▶ What to work on: Search the entries for the word "xueboyu" and copy each line that has it.
==== Information shown
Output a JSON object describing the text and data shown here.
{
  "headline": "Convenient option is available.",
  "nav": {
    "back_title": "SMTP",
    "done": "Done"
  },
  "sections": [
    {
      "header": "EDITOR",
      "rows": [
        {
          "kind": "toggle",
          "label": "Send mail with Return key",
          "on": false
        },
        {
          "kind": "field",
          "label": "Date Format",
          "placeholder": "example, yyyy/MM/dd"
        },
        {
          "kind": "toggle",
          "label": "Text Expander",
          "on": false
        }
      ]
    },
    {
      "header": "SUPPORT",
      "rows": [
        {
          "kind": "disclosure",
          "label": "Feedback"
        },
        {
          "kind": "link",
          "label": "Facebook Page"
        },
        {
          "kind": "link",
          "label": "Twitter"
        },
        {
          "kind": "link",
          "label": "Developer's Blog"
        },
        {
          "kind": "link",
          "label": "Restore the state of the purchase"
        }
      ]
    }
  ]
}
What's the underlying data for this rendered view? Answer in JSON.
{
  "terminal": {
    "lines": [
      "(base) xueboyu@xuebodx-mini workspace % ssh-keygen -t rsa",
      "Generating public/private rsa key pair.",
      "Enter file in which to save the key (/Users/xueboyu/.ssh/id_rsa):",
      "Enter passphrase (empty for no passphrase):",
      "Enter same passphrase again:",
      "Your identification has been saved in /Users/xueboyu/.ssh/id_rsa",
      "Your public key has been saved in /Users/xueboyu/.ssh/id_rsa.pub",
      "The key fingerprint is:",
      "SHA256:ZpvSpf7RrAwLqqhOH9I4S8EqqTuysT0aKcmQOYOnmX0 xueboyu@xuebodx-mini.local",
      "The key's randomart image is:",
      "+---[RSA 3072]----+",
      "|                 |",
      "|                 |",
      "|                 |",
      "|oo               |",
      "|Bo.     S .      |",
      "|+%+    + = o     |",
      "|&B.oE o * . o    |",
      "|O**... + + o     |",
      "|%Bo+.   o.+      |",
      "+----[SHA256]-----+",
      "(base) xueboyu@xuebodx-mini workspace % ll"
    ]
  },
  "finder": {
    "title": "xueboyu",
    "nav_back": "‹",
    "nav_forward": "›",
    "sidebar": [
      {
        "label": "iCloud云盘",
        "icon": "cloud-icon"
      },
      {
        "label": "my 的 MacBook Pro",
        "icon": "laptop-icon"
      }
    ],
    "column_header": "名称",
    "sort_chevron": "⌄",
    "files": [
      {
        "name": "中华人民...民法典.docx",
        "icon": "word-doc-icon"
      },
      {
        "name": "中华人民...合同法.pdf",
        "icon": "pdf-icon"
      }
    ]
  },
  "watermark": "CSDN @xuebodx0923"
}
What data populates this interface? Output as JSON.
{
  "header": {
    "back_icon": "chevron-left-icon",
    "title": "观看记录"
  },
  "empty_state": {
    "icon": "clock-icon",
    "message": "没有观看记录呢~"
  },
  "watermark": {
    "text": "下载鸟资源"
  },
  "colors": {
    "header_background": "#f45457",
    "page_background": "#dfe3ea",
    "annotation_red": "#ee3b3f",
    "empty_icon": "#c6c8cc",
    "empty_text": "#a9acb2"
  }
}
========
▶ Task output:
      "(base) xueboyu@xuebodx-mini workspace % ssh-keygen -t rsa",
      "Enter file in which to save the key (/Users/xueboyu/.ssh/id_rsa):",
      "Your identification has been saved in /Users/xueboyu/.ssh/id_rsa",
      "Your public key has been saved in /Users/xueboyu/.ssh/id_rsa.pub",
      "SHA256:ZpvSpf7RrAwLqqhOH9I4S8EqqTuysT0aKcmQOYOnmX0 xueboyu@xuebodx-mini.local",
      "(base) xueboyu@xuebodx-mini workspace % ll"
    "title": "xueboyu",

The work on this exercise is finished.